## [WORK ORDER]
Report every line of the listing below in which the string "EMPLOYER" occurs.

── DATA FOR ANALYSIS ──

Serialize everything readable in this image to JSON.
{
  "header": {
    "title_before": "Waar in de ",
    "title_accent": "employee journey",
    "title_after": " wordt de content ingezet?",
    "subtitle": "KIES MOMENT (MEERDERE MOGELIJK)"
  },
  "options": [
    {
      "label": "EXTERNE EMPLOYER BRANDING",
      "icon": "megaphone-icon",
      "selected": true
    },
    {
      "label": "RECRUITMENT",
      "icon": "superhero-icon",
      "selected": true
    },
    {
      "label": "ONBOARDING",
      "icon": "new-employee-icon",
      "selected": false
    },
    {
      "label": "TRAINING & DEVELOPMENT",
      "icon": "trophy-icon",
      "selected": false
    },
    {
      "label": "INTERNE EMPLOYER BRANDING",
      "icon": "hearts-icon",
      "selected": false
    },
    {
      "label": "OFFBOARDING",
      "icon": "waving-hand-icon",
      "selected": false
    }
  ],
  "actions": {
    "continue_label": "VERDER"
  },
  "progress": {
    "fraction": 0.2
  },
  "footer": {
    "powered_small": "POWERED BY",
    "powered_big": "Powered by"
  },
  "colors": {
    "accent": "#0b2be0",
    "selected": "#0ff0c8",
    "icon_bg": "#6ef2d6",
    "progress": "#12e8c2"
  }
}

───

## [SOLUTION BELOW]
      "label": "EXTERNE EMPLOYER BRANDING",
      "label": "INTERNE EMPLOYER BRANDING",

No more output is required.